***** EXERCISE INPUTS *****

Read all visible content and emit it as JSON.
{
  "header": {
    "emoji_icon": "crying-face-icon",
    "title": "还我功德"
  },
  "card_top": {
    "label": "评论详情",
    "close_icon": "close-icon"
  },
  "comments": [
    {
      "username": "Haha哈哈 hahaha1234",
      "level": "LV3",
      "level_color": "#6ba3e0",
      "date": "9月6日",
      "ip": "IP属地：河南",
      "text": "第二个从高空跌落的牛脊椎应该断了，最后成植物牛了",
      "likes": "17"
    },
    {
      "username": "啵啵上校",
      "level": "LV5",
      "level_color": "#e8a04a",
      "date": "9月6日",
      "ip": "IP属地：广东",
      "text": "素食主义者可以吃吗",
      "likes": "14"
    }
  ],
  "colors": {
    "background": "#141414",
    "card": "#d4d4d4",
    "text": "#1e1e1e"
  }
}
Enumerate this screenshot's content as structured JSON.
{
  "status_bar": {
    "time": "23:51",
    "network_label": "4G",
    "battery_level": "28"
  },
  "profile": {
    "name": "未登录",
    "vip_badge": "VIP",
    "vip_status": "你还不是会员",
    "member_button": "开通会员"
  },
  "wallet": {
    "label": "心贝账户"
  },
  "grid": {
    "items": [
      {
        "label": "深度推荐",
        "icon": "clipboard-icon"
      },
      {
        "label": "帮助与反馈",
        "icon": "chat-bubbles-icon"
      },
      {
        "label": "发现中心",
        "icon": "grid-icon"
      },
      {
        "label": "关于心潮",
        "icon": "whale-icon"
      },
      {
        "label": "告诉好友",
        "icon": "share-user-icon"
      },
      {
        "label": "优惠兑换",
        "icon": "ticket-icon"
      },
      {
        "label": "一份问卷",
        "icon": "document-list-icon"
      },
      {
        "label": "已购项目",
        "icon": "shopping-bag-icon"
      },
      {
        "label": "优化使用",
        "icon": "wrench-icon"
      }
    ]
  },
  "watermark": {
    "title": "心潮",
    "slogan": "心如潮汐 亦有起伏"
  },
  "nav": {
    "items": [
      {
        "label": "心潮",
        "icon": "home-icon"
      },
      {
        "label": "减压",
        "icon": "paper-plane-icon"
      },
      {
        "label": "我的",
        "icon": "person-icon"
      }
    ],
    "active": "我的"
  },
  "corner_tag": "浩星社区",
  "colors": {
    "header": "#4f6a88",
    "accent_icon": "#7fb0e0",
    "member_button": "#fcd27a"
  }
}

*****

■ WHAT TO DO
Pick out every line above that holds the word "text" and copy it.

■ REPLY
      "text": "第二个从高空跌落的牛脊椎应该断了，最后成植物牛了",
      "text": "素食主义者可以吃吗",
    "text": "#1e1e1e"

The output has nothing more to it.